Building a Union at American Airlines
US Airways’ reservations agent Vickey Hoots remembers just how tough her fight for a union was at US Airways. That’s why she spends most of her time helping organize the 9,300 agents at American Airlines.
Hoots: “I know how it feels to be powerless at an airline. We felt awfully alone until we organized in 1999 and bargained our first contract. Now, we’re bargaining a new contract and I realize how much worse off we’d be if we’d never won the right to bargain with management. This is the message I take to American Airlines’ agents.”
Hoots, a member of CWA Local 3640 in Winston-Salem, talks with as many as 200 agents every month about the issues they have in common as customer service agents. She regularly visits agents at American’s call center in Cary, N.C., joins in phone banking to build support and makes home
visits to agents who have signed interest cards.
Hoots: “As CWA members, it benefits us to connect with unrepresented workers who are in the same jobs or industry. When agents at American organize and bargain their first contract, US Airways’ management won’t able to use poor working conditions at American as leverage to drive down our pay and benefits.”
CWA activists like Hoots have helped Lynda Franka, an American reservations agent in Tucson, maintain her spirit, energy, and hope for winning CWA representation.
Franka: “It keeps us going, having CWA members who care and give us support. Management is now posting supervisors to sit in our break rooms all the time. It really discourages agents from talking with each other. CWA activists help us reach out and network with agents all across the country, something that is crucial to our building majority support.”
“I love being at American and the engagement I have with customers and with my supervisors. We could make it so much better if we had CWA representation. “That’s why I am still involved,” Franka said.
Roscivia Jones-Smith, a member of CWA Local 6215, starts an evening shift as an American reservations agent after a full day’s work at AT&T in Dallas. She tells other agents what CWA has meant for her. “The union will back you up. At American, if we get a bad score, even if it’s unfair, American can fire you and there’s nothing you can do about. If they tried that at AT&T, CWA would step in and fight for me.”

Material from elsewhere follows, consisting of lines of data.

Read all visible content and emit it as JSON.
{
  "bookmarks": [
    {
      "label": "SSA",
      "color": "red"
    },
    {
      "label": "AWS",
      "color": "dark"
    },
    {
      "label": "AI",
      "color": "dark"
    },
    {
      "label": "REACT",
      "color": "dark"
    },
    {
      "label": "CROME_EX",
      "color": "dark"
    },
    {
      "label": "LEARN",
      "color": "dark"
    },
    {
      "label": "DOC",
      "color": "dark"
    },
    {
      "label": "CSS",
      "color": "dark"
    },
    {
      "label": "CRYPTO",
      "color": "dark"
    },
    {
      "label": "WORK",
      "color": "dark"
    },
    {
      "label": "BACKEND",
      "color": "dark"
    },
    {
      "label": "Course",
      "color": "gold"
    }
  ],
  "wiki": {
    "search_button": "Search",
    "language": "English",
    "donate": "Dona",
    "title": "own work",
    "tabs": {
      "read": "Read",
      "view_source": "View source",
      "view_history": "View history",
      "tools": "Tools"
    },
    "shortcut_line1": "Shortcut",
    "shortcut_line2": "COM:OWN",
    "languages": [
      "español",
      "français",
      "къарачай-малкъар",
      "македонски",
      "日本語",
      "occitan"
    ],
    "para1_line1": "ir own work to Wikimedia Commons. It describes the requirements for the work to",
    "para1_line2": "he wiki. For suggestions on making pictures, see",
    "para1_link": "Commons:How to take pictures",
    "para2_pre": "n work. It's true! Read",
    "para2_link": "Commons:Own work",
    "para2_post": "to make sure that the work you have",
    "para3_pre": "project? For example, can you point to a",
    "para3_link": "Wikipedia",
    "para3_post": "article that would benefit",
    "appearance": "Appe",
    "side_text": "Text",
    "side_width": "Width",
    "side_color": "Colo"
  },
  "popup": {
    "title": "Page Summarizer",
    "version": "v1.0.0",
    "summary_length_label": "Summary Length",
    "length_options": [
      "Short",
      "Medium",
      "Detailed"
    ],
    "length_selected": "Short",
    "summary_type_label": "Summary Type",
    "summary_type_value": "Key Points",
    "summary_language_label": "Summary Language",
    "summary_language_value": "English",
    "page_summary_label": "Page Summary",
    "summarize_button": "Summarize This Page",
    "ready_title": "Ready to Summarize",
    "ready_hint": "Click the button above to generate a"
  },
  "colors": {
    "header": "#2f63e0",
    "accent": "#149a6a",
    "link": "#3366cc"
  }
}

Agents at American Airlines are looking for help from other home-based agents who belong to CWA or who are CWA retirees. Contact the organizing campaign at firstname.lastname@example.org or by telephone at (817) 868-9933.